The plot isn’t entirely composed of serious and earnest intentions, Dr. Newton Geiszler (Charlie Day), the Kaiju expert and fanboy defuses a lot of the tension, as does Kaiju black market organizer, Hanibaul Chau (Ron Perlman), reminding us that this is a fun summer movie with their banter and Day’s kookiness. Overall the tone is set by the commanding presence of Idris Elba as Stacker Pentecoas. His proclamations are enough to prepare you for war yourself as you sit in your seat.
Del Toro paints one of his most extravagantly distinct settings yet, building a lot off of the ridiculously flamboyant world we saw in Hellboy II. The ultramodern, high-tech world definitely reflects various anime influences but Del Toro makes them extremely authentic from a real world perspective. His uncapped imagination manifest the perfect background for this innovative backdrop.
Pacific Rim easily achieves the scope that movies like Transformers failed to do. The range of battle scenes are perfect. Instead of watching three-dozen gears shift up just to show a leg move, we get to see everything. And we are ever so thankful after gritting our teeth through a Transformers seen where we only saw some elbow joints and ten explosions after.

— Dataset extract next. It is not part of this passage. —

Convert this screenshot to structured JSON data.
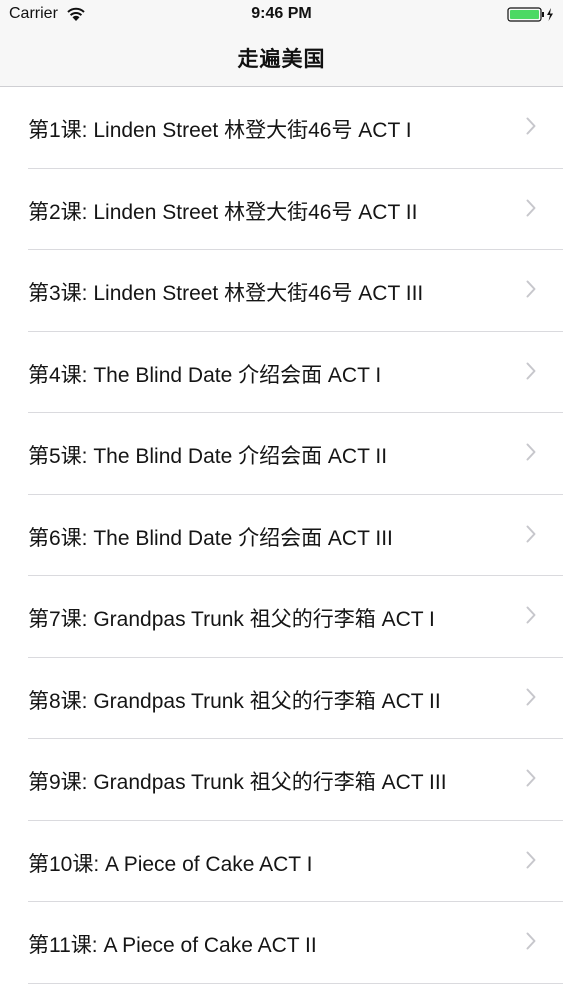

There isn’t an enormous amount of content below the surface of Pacific Rim because there wasn’t meant to be. There’s a decent amount of development from the major characters, but it’s still a giant robots and monsters movie. It maintained a linear bearing, but its aiming in the desired direction for this type of movie. It wears its heart on the sleeve because it wants you to be able to jump right in and enjoy the movie for its entirety.
Everything in this film has some kind of individuality, even if its just a subtle touch. Humanity exceeds beyond the people on the ground all the way into the Jagers who admit personified features of their pilots. One’s a get-it-done by any means scraper, another is almost like a ninja with its quick movements, they all bring something different. You start to root for them like prize fighters in a ring.
Even the Kaiju inimitable. Their various distinctive characteristics accompanied by their ridiculous nicknames, like Knifehead for example, easily crack smiles to those of us who remember the titles of monsters that appeared in the old Godzilla movies.
Guierllmo Del Torro not only shows his appreciation for the old Japanee Kaiju films, but he reveals the inspiration they sparked for such a massively enjoyable film. Its not as much as a tribute as it is a passing of the torch.
Pacific Rim is a genre film, that’s for sure, much like the classic movies its encouraged by. But its creativity is exceedingly refreshing in a summer full of reboots and sequels. It’s nice to walk into the theater with no predetermined expectations. Sitting back and just welcoming all that Del Toro offers is easy to do. My face still hurts from smiling nearly the entire way through. We need more movies like Pacific Rim.
FINAL GRADE: B+